Just thought I’d do a quick post to reflect on the PhD process so far. Everything it going well, I think. I meet my third supervisor next week. I might have to do a presentation, I’ll probably find out about 10 minutes before I do. So I think I’m prepare one just in case. Nervous isn’t the best word to describe it, but I was a little <whatever it’s called> before, then I google’d the chap and now I’m <whatever it’s called> a lot. No only a Professor of Cardiology but also one of the senior cardiology people in the country.
General PhD Stuff
Anyway a few general PhD thoughts.
What a change going from teaching computing to being the junior in the room? Everyone knows more about the subject than me. This is to be expected and I have been told that it changes throughout the study. Apparently at one point there is a change where you become the expert, good in one way but then you’re kind of in uncharted territory.
You’ll hit the wall (twice). Apparently there are two points in a PhD where you feel like dropping out. I’ve not reached them yet, and I hope I don’t. But apparently it is in the first 6 months because you haven’t got a clue what is going on. And the second is that point where you are implementing the solution you have created and it doesn’t work, you can’t google the answer because you invented the question.
Don’t think of a PhD as a 9 to 5 job. Sounds great at first until you realise the meaning. It doesn’t mean you get to work less hours. It means it never stops! You can be sat there watching TV and the adverts come one, without even thinking about it you’ve picked up your iPad and started reading an article or worse, you’re trying to build a computer model you read about earlier.
I think this is one of the coolest perks of the whole thing, free education. I love learning, sometimes I feel like I’m just learning for learning sake.
I keep an eye on job requirements for when I finish, typically machine learning related. As such I know the skills they ask for and it just so happens the university runs courses all the time on all sorts of subjects. This week I did SPSS statistical training, nothing to do with my project, I’ll probably never use it gain, but sometimes job adverts ask for it. Boom, its on the CV.
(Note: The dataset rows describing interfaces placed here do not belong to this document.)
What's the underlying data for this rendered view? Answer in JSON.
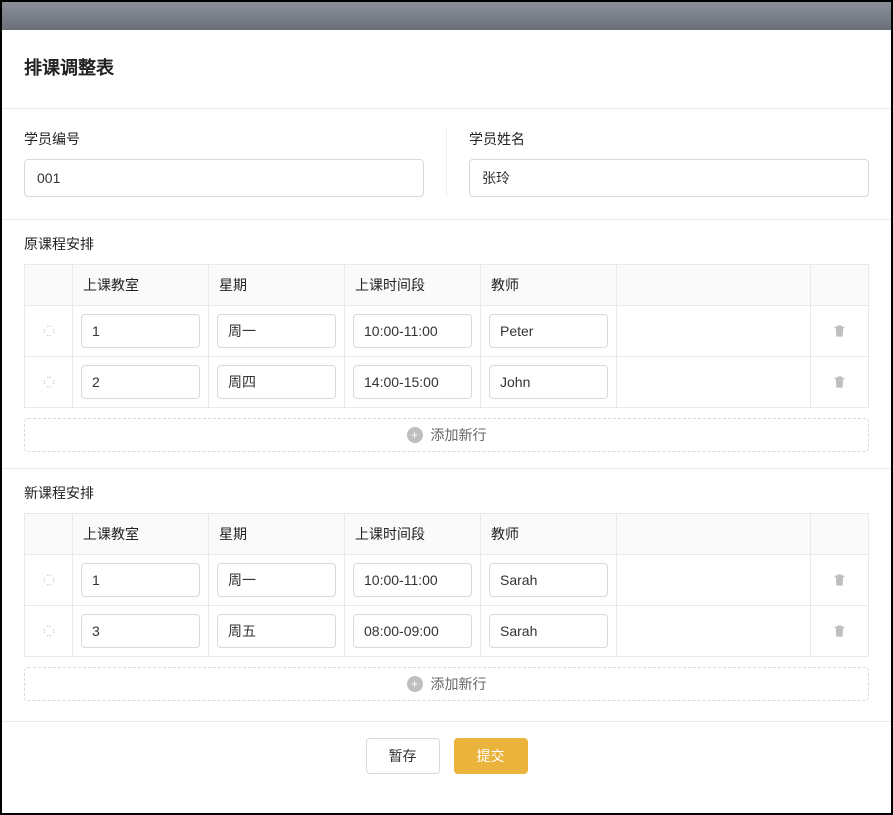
{
  "page": {
    "title": "排课调整表"
  },
  "student": {
    "id_label": "学员编号",
    "id_value": "001",
    "name_label": "学员姓名",
    "name_value": "张玲"
  },
  "columns": {
    "room": "上课教室",
    "day": "星期",
    "time": "上课时间段",
    "teacher": "教师"
  },
  "original": {
    "title": "原课程安排",
    "rows": [
      {
        "room": "1",
        "day": "周一",
        "time": "10:00-11:00",
        "teacher": "Peter"
      },
      {
        "room": "2",
        "day": "周四",
        "time": "14:00-15:00",
        "teacher": "John"
      }
    ]
  },
  "updated": {
    "title": "新课程安排",
    "rows": [
      {
        "room": "1",
        "day": "周一",
        "time": "10:00-11:00",
        "teacher": "Sarah"
      },
      {
        "room": "3",
        "day": "周五",
        "time": "08:00-09:00",
        "teacher": "Sarah"
      }
    ]
  },
  "actions": {
    "add_row": "添加新行",
    "save_draft": "暂存",
    "submit": "提交"
  }
}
All universities run their PhD programmes differently, as part of mine I have to do a Post Graduate Certificate in Research. This means I look at the prospectus and pick 60 credits worth of post graduate modules. If I want I can do 120 credits and get the diploma, we’ll have to see how it goes.